How else do you call deliberate removal of C/C++ compiler from Windows 8 SDK and Visual Studio 11 Express which can't create desktop applications? Gentle encouragement?
How do you think they will limit Visual Studio 11 Express from creating desktop applications?
I can bet that they will do it by not providing C/C++ compiler, and restricting C# and VB .Net libraries to include only Metro API.
Good thing Intel Parallel Composer is way better than gcc/mingw, cheaper than Visual Studio, and can be used from command line.
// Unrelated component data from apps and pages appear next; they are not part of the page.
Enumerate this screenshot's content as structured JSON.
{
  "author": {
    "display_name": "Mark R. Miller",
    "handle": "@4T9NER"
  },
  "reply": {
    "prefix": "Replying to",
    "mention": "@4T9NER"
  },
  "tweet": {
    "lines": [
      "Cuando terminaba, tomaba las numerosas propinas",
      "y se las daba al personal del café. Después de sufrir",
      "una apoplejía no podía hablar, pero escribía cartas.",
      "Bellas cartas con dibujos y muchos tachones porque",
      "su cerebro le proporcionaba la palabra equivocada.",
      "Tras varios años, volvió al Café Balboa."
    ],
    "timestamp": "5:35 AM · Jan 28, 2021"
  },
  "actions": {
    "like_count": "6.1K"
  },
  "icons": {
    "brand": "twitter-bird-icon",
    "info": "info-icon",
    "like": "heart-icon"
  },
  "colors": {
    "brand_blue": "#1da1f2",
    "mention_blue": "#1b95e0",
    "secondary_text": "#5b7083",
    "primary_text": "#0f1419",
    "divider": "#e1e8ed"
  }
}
You will only have to find a linker and librarian (you could use the ones from the old SDK).
Igor Levicki (link) - 27 05 12 - 04:13
Oh and take a look at this:
"C++ developers can also use the multi-targeting capability included in Visual Studio 11 to continue using the compilers and libraries included in Visual Studio 2010 to target Windows XP and Windows Server 2003. Multi-targeting for C++ applications currently requires a side-by-side installation of Visual Studio 2010. Separately, we are evaluating options for C++ that would enable developers to directly target XP without requiring a side-by-side installation of Visual Studio 2010 and intend to deliver this update post-RTM."
What that means for new C++ developers is that they will have to purchase VisualStudio 11 _AND_ Visual Studio 2010 in order to compile applications compatible with Windows XP and Windows Server 2003. Guess what, starting the development in C++ has just had its price doubled compared to C# and VB .Net.
Do you still think that what I am saying is nonsense?
Igor Levicki (link) - 27 05 12 - 04:19
I have always considered using GetModuleHandle() and GetModuleHandleEx() to obtain the HMODULE of a DLL to be a pretty dirty hack since you need to specify the name of the DLL (otherwise the HINSTANCE of the process is returned).
The HMODULE of the DLL is passed to DllMain(), and that still works in WinRT.
Markus Ewald (link) - 22 06 12 - 06:27
Microsoft changed their mind:
There will be desktop edition after all.
Igor Levicki (link) - 23 06 12 - 21:59
ReadFileEx is deprecated in favor of ReadBufferAsync (which is a CLR function), apparently. In Metro, everything seems to be IBuffers, although after a lot of whining they did include IBufferByteAccess to better interface with older code. ifdef'd code to the rescue, yay.
foxyshadis.com (link) - 29 10 12 - 05:03
"I think it's possible to use WinRT entirely through COM APIs, but it's likely to, uh, build character."
I laughed. :)
vonj - 31 10 12 - 01:58
It's also "nice" that DX11.1 only runs F9_1 on Surface. Microsoft also stripped out compile and reflect from the shader system, so I have to build my own. Now FX is only for development purposes (and dynamic interfaces). What a shambles.
Alecazam - 02 12 12 - 07:23
The more sinister problem with the threading architecture, is that you can no longer WaitEx on a thread handle. You have to wait on an event tied to the thread handle. The threads are all part of a thread pool, get recycled, and so the wait would be indefinite. Shawn Heargraves has a Win32 thrad impl for WinRT, but have the thread handle recycle after the async task completes but way before CloseHandle is a big problem for our legacy code.
Alecazam - 02 12 12 - 07:34